By Dr Anita Quye, Lecturer in Conservation Science, Centre for Textile Conservation.
Exposing textiles coloured with light-sensitive natural and synthetic dyes to light is risky. Even under controlled museum conditions with ultraviolet and short wavelength visible light removed, these dyes can fade. Why? Because visible light still has enough energy to change the molecular structures of dyes and their colour (chromophoric) properties.

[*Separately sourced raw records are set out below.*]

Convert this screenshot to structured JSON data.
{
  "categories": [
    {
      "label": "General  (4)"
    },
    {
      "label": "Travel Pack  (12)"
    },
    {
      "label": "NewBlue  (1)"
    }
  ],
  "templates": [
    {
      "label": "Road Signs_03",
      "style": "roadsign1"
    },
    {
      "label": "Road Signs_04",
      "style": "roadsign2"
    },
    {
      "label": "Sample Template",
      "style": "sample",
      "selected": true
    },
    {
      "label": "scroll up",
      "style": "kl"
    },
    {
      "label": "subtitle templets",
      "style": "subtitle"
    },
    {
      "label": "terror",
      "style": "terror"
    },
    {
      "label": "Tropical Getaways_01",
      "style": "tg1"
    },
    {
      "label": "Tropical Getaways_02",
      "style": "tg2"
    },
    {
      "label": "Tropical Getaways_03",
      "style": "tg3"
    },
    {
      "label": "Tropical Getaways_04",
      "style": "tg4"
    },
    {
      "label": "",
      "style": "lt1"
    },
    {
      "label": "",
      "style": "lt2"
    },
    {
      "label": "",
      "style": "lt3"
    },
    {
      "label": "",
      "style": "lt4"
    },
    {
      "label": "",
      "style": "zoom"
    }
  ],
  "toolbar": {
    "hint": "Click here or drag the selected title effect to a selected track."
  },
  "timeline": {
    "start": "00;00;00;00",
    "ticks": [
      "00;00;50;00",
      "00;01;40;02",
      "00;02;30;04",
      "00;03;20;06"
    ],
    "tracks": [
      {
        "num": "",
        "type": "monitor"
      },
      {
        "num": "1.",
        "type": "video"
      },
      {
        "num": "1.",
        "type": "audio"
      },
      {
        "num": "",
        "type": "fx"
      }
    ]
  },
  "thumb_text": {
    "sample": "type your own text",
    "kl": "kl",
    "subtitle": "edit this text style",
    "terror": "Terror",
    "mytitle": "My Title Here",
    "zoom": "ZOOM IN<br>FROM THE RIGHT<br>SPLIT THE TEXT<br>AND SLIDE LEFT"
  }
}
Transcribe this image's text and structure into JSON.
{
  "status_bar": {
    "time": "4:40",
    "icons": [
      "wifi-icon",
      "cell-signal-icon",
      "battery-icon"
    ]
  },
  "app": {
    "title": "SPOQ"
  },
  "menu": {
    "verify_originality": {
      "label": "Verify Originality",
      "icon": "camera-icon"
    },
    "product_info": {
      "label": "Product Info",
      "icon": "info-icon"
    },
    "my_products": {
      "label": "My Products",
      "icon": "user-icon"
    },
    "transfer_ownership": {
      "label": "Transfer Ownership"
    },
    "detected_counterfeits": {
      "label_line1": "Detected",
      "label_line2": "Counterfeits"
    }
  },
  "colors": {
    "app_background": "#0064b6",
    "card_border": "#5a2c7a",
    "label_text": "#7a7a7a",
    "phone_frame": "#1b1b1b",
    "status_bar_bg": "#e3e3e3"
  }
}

When I am researching textiles in 18th c. and 19th c. dyeing manuals, I wonder about the fading risk for the light-sensitive dyes I expose to artificial lights in archival study rooms every time I turn a page. Could the wavelengths of visible light that dyes absorb most energy from for their colour be, ironically, the most damaging? Should and could dyed textiles be protected by filtered visible light?
My thoughts led to enthused discussions with Malcolm Innes, an experienced museum lighting design consultant and research fellow at Edinburgh Napier University. The LED lights Malcolm uses in his designs are favoured by museums, galleries and archives for their low carbon footprint. Malcolm now works with spectrally-tuned LEDs, primarily for aesthetic lighting effects. If eliminating specific visible wavelengths reduces the fade of light-sensitive dyes, then tuneable LED lights are viable for their protection. The result is a 12-week pilot study for our collaborative Filtered Light Project, with Dr Jing Han as our research assistant.
Our study innovatively combines exposing historically important light-sensitive textile dyes to visible light through narrow and broad bandpass filters with chemical analysis to assess chromophoric changes. Silks dyed with safflower, turmeric and magenta are being subjected to a daylight-through-glass equivalent in the CTC’s QSun XE1 light chamber under sequences of 10 nm and 60 nm bandpass filters spanning the visible light range. This follows much careful pre-planning and calculations to ensure the fabrics are exposed to comparable amounts of irradiance in the different light bands, plus a schedule to sample them at appropriate times to track and compare chemical changes to the dyes. The exposed dyes are being analysed by the CTC’s ultra-high performance liquid chromatography with photodiode array detection (UHPLC-PDA) to assess chemicals changes to the dye chromophores even before noticeable colour loss. A few days’ exposure is already producing anticipated fading at visible wavelengths at and around absorption maxima for the dyes.
This pilot project, which completes at the end of June, will test our experimental approach and identify visible light wavelengths to tune out in LED lighting for light-sensitive dyes. By then MPhil Textile Conservation student, Michelle Hunter, will have her dissertation research underway to assess real-time chemical and colour changes to magenta dyed fabrics exposed to different room and display lighting. Outcomes from the pilot study and Michelle’s dissertation will shape the fuller Filtered Light Project, which will also consider the aesthetic impact of tuneable lighting on dyed textiles.
The project team expresses sincere thanks to: the Textile Conservation Foundation for funding this pilot study and Napier University School of Arts and Creative Industries for purchasing the bandpass filters; Dr David Saunders (formerly British Museum and recent guest scholar at the Getty Conservation Institute) and Joe Padfield (National Gallery, London) for supportive and informative light-ageing email discussions; David Thomson (Glasgow Museums) for stimulating display lighting conversations; and Christopher Iannarelli and Linda Ramsey (National Record Scotland) for the expertly-cut natty acid-free card holders for the bandpass filters.
@AnitaQuye @JingHan000 #FLPConSci